Supplied data Start Marker
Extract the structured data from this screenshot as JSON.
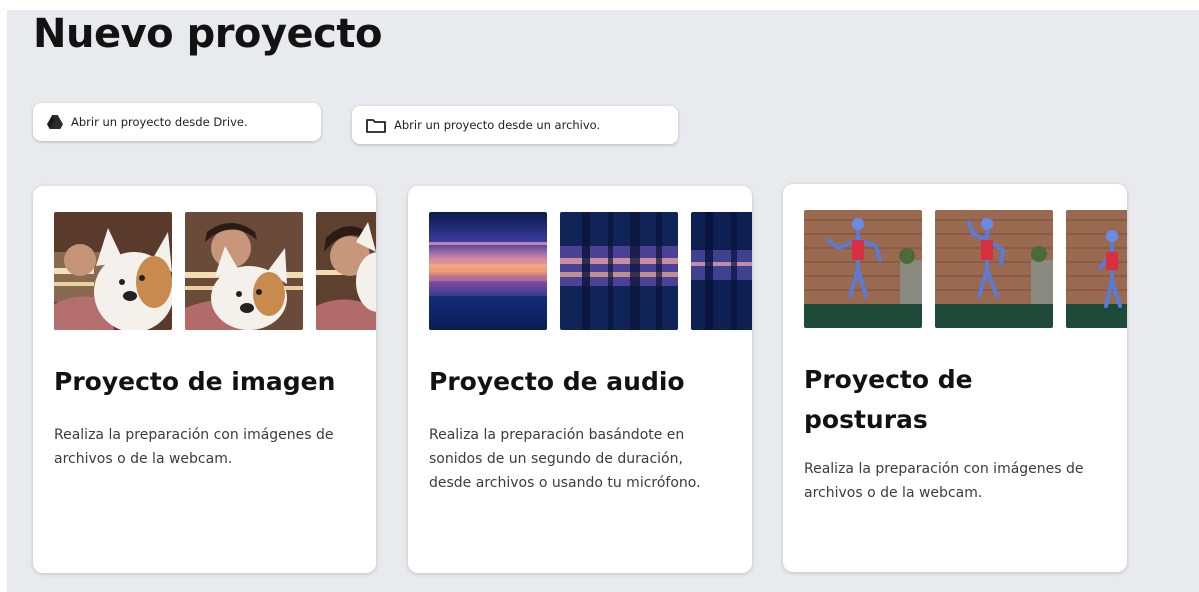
{
  "page": {
    "title": "Nuevo proyecto"
  },
  "actions": {
    "drive_label": "Abrir un proyecto desde Drive.",
    "file_label": "Abrir un proyecto desde un archivo."
  },
  "cards": [
    {
      "title": "Proyecto de imagen",
      "description": "Realiza la preparación con imágenes de archivos o de la webcam.",
      "thumbnails": [
        "corgi-plush-photo",
        "corgi-plush-photo",
        "corgi-plush-photo"
      ]
    },
    {
      "title": "Proyecto de audio",
      "description": "Realiza la preparación basándote en sonidos de un segundo de duración, desde archivos o usando tu micrófono.",
      "thumbnails": [
        "spectrogram",
        "spectrogram",
        "spectrogram"
      ]
    },
    {
      "title": "Proyecto de posturas",
      "description": "Realiza la preparación con imágenes de archivos o de la webcam.",
      "thumbnails": [
        "pose-skeleton-photo",
        "pose-skeleton-photo",
        "pose-skeleton-photo"
      ]
    }
  ],
  "icons": {
    "drive": "drive-icon",
    "folder": "folder-icon"
  },
  "colors": {
    "background": "#e9eaed",
    "card": "#ffffff",
    "text": "#121212"
  }
}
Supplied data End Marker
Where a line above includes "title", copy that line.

Your solution>
    "title": "Nuevo proyecto"
      "title": "Proyecto de imagen",
      "title": "Proyecto de audio",
      "title": "Proyecto de posturas",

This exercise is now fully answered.